SOURCE INFORMATION Start Marker
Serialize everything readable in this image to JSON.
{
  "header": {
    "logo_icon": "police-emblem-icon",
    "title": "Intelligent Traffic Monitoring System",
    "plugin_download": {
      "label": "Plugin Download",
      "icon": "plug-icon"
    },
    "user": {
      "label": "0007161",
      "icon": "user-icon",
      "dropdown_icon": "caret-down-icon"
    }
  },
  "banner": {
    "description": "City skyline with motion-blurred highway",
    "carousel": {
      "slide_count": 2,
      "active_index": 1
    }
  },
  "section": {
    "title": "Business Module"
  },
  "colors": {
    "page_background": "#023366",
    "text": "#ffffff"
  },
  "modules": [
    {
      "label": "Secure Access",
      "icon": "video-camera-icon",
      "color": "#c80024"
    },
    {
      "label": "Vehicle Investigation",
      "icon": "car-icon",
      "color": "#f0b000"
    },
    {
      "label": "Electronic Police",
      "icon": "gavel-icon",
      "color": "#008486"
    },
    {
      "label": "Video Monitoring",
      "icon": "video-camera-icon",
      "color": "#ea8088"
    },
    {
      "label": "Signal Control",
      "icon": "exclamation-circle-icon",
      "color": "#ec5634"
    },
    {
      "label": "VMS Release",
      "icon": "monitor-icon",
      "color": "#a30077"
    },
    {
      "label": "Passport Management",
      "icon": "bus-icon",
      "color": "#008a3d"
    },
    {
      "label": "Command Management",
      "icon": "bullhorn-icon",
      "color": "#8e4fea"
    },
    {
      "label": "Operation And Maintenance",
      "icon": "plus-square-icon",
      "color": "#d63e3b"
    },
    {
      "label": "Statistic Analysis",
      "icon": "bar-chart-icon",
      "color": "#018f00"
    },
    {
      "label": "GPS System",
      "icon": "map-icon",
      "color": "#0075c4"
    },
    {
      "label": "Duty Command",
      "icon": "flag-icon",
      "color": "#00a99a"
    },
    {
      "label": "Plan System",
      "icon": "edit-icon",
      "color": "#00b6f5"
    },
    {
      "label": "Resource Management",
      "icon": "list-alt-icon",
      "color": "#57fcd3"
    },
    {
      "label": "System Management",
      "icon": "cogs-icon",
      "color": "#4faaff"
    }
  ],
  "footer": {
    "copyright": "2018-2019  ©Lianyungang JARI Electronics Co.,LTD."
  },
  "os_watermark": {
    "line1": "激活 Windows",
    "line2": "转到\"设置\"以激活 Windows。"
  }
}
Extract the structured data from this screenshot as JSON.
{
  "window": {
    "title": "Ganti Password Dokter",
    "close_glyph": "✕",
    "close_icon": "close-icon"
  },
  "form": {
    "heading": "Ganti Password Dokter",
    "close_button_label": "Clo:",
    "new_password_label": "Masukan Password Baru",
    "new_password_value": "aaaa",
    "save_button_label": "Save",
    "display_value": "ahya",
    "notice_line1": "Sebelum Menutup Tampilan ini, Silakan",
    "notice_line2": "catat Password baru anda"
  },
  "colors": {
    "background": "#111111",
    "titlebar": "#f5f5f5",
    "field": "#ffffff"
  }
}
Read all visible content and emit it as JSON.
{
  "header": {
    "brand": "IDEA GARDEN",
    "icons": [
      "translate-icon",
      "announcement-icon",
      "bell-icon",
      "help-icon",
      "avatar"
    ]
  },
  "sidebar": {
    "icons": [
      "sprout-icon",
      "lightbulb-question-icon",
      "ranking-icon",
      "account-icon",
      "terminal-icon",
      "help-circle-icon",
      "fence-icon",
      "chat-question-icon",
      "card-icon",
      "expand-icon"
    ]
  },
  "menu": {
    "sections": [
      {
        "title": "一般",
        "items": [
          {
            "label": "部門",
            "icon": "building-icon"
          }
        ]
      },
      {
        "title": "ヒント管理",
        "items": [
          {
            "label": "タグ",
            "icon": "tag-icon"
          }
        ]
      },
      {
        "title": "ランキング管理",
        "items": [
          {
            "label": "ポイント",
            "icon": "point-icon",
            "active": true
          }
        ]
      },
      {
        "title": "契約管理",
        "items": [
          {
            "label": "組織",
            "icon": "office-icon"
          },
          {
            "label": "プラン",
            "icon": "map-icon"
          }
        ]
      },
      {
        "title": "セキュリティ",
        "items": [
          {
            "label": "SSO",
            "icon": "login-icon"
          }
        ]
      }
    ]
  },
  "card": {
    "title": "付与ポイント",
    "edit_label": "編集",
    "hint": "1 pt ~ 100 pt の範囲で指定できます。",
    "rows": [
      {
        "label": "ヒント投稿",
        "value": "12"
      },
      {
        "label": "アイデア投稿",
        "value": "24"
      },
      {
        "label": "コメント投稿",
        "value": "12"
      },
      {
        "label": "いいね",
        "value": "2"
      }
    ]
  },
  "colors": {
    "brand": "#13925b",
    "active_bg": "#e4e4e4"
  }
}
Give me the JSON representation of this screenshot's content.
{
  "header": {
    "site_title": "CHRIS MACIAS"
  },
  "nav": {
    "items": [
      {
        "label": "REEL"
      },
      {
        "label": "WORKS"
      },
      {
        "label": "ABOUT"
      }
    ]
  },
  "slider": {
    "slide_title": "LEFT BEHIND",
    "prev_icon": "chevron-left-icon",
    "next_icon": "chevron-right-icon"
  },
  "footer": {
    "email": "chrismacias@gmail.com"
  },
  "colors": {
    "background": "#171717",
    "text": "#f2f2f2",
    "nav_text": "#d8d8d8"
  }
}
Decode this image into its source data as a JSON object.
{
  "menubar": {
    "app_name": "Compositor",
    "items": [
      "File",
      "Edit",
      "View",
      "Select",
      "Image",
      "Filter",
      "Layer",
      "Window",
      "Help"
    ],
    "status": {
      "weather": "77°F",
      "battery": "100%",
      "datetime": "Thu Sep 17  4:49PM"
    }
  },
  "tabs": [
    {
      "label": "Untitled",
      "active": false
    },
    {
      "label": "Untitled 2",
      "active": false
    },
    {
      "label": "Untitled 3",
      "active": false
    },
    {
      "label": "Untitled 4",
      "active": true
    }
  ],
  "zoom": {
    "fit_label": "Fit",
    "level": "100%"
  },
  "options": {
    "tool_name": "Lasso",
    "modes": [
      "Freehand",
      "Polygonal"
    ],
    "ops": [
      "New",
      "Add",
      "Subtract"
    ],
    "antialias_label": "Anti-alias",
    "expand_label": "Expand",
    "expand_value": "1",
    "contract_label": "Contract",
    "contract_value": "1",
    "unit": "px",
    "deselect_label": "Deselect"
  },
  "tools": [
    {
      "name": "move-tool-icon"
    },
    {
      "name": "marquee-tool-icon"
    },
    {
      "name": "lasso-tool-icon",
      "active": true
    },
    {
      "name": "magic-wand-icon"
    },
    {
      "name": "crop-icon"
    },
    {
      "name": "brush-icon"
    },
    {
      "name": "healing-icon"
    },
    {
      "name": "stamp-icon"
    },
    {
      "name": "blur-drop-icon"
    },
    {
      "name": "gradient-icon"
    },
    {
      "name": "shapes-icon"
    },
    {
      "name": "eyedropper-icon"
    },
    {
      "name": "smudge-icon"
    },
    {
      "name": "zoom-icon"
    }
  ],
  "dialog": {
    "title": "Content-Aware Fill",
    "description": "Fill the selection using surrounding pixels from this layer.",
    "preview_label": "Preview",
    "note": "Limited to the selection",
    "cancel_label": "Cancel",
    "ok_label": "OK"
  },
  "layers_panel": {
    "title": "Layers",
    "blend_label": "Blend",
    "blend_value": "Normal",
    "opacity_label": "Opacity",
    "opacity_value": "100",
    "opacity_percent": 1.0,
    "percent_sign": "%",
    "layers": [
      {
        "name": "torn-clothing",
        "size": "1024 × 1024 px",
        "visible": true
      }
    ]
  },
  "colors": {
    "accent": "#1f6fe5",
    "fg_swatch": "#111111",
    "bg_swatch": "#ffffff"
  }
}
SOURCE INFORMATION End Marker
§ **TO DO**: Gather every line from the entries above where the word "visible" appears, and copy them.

§ **FINISHED TASK**:
Read all visible content and emit it as JSON.
        "visible": true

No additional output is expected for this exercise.